            Religious privilege is cancerous to a secular society. The nonconscious ideology of religious privilege has no place in a democracy, and absolutely no place in a secular society. We have shown how religious privilege can rear its ugly head anywhere from the highest office in the land to the battlefields on which our parents, spouses, and siblings give their lives. Currently, out of undeserved and unjustified “respect” for religious privilege, we are giving credence to the concept of superstition trumping science in the form of prayer for healing to exempt students from paying a health fee in our institutions of higher learning. Finally, and most disturbingly, history has shown that the pandemic of Catholic Priests raping our innocent children reassure religious privilege regarding persecution and prosecution for the heinous serial child rape crimes for which they have committed, and will no doubt continue to commit. Religious privileges must be identified, and not allowed to become a nonconscious ideology.

Works Cited

“BOG Fee Waiver.” CCCApply. California Community Colleges Chancellor’s Office, 2012. Web. 15 July 2012.

Bruckman, Steve. Implementation of AB 982 (Laird). Digital image. California Community College Chancellor’s Office. N.p., n.d. Web. 15 July 2012.

Dawkins, Richard. The God Delusion. New York: Houghton Mifflin, 2006. Print.

Hitchens, Christopher. “Is Religion Child Abuse.” God Is Not Great: How Religion Poisons Everything. 1st ed. New York: Twelve, 2007. 227-28. Print.

Schlosser, Lewis Z. “Christian Privilege: Breaking a Sacred Taboo.” Journal of Multicultural Counseling and Development 31.January (2003): 44-51. Http://wiki.uiowa.edu/download/attachments/39006632/Christian+Privilege.pdf. University of Iowa Wiki Service. Web. June-July 2012.

Wiener, Jon. “Was Nixon Worse?” Truthdig.

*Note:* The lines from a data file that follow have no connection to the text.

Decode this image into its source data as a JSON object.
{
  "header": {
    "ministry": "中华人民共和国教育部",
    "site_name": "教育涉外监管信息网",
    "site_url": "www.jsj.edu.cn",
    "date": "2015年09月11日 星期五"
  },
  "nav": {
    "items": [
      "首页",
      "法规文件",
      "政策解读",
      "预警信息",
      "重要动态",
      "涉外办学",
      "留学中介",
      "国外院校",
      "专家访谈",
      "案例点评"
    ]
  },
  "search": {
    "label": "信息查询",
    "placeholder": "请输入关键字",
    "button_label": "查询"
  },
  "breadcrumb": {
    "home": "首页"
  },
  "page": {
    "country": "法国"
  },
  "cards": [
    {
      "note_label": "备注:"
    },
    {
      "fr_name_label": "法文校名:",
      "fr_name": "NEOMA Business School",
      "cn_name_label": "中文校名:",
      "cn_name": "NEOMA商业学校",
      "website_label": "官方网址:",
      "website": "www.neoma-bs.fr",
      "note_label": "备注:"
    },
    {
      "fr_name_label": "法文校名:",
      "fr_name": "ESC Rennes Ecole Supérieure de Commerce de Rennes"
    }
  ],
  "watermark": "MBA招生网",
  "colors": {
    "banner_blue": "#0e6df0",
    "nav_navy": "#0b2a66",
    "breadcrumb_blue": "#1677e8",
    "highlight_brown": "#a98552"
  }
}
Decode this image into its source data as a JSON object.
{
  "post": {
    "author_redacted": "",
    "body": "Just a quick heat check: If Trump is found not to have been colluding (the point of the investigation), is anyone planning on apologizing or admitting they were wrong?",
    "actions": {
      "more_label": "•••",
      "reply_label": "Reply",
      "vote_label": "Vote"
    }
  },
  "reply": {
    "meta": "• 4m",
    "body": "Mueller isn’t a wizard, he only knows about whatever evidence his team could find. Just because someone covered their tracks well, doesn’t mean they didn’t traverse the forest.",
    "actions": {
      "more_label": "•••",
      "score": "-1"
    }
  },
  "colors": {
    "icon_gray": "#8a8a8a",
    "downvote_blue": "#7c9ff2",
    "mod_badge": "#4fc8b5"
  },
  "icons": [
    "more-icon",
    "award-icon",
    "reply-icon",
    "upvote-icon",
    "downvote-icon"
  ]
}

Zuade Kaufman, 11 Dec. 2006. Web. 15 July 2012.

POETRY: “From Sage to Philistine”

 By Madison S. Hughes (04.11.2009)

Chomsky, Vidal, Vonnegut and Zinn
Sages of generations past.
How will their prodigious wits last?

With Philistines of today
As far as the eye can see.
Oh sad, how sad, can this truly be?

APHORISM: On Optimism

By Madison S. Hughes (07.21.2012)

Optimism is a refuge reserved for the delusional and the willfully ignorant. It serves as a shallow subterfuge for ignoramuses to protect them from the depressive realism of toilful thought.